Friday, July 15, 2011

Healthy Substitutes for Summer Meals

Like many people, I want to eat healthy--but I also want my food to taste good, and not to be loaded with artificial fat or sugar substitutes. Especially in the summer, I look for lower-calorie, lower-fat ingredient substitutions that work well in recipes AND preserve as much of the flavor and mouthfeel of the original recipe as possible. My philosophy boils down to this: If there's a healthier, natural alternative to a high-fat or high-sugar ingredient, go with it. But if it doesn't taste good, or if the substitute is packed with fake ingredients, stick with the original and simply have a smaller portion.

After some reading as well as experimenting in the kitchen and on the grill, I've found the following healthy substitutions to work well in summer (and other) recipes. Even when the finished product doesn't taste exactly like the original version, the healthier version tastes quite good in and of itself--and, it's healthier, which is the whole point.

* Use fat-free or low-fat plain Greek yogurt in place of sour cream for tacos, nachos, burritos and other Mexican fare. It's pleasantly tangy and has a much richer density and mouthfeel than ordinary yogurt, and is lower in calories and fat than sour cream. Natural Greek yogurt also tastes much better than the fat-free or low-fat sour creams on the market, which tend to have artificial ingredients added to them. I also use plain nonfat Greek yogurt when baking my favorite cornbread recipe, which calls for a cup of sour cream. No one can tell the difference in flavor or texture, and the end result is much lower in fat.
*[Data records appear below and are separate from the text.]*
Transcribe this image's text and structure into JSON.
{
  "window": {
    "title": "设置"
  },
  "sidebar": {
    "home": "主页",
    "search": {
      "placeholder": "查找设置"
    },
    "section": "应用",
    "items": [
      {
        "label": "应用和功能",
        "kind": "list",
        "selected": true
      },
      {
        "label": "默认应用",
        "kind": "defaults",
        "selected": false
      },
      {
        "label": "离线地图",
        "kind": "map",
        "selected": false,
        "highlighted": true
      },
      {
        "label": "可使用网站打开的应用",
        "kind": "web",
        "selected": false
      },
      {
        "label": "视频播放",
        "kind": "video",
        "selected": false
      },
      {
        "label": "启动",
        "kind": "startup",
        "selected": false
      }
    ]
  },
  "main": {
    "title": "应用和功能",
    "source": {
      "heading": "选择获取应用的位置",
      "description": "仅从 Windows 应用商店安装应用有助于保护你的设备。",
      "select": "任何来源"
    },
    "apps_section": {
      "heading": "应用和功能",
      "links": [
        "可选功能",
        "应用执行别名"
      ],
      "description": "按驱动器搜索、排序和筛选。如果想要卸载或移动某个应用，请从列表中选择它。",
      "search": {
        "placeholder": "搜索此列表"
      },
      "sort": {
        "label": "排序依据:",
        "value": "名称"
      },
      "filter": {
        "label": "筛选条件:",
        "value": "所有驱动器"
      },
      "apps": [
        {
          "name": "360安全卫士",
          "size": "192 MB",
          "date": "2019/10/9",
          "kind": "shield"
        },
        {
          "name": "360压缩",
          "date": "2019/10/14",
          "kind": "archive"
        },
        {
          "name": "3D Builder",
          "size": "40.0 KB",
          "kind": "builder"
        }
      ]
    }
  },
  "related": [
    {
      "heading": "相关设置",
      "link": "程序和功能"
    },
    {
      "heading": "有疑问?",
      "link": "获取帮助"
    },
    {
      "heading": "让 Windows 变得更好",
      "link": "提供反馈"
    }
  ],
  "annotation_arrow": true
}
* If making a dessert that calls for sugar-sweetened sour cream, such as a fruit salad or in a topping, try some vanilla or honey-sweetened nonfat Greek yogurt instead.

*Veggie burgers are usually much lower in fat and calories than hamburgers. However, veggie burgers aren't very "grill-friendly" and I've yet to find one--either from a store or homemade--that satisfies my craving for meat when I want a burger. Assuming you're not a vegetarian (or cooking for a vegetarian) and simply want to make a healthier burger, here's a great substitution I recently learned. Instead of using 1 pound of raw ground beef (or ground turkey or chicken) for your burgers, reduce the amount to 3/4 lb. and add 1 cup of canned beans that you've rinsed, drained and mashed. This beans-to-meat ratio multiplies, too. Black beans or kidney beans work well with beef, pork and venison. Garbanzos (chickpeas), navy beans and cannellini beans work well with turkey or chicken. Mix the mashed beans into the ground meat or poultry along with your favorite seasonings, shape into patties and cook as usual. These "hybrid" burgers will hold their shape and not dry out like 100% veggie burgers, and will still taste meaty while being lower in fat and calories. I haven't tried using a cup of cooked lentils yet, but I bet that would work with beef and other red meats.

*If you make basil pesto, substitute walnuts for the traditional pine nuts. Walnuts are lower in fat and provide more nutrients, especially omega-3 fatty acids.

*Instead of using store-bought syrup toppings for ice cream, try grilled or fresh summer fruit instead. Here are my favorite pairings:

--Grilled peaches or grilled pineapple with vanilla or butter pecan ice cream
--Fresh ripe berries (mash a few to release their sweet juice) or grilled bananas with chocolate ice cream
--Grilled plums or grilled bananas with strawberry ice cream.

I haven't tried grilling cherries yet, but I think it might work: My plan is to remove the stems, halve and pit the fresh cherries and place them in a foil "packet" without sealing too tightly (similar to a poaching packet for fish or vegetables), and then grill for a few minutes to cook the cherries and release their juices and make them naturally sweeter. If this works, I bet the grilled cherries would taste great with chocolate or vanilla ice cream. If anyone tries this, or has other tips for grilling cherries, please leave a comment!

Zestfully yours,
Carolina Sauce Company

No comments:

Post a Comment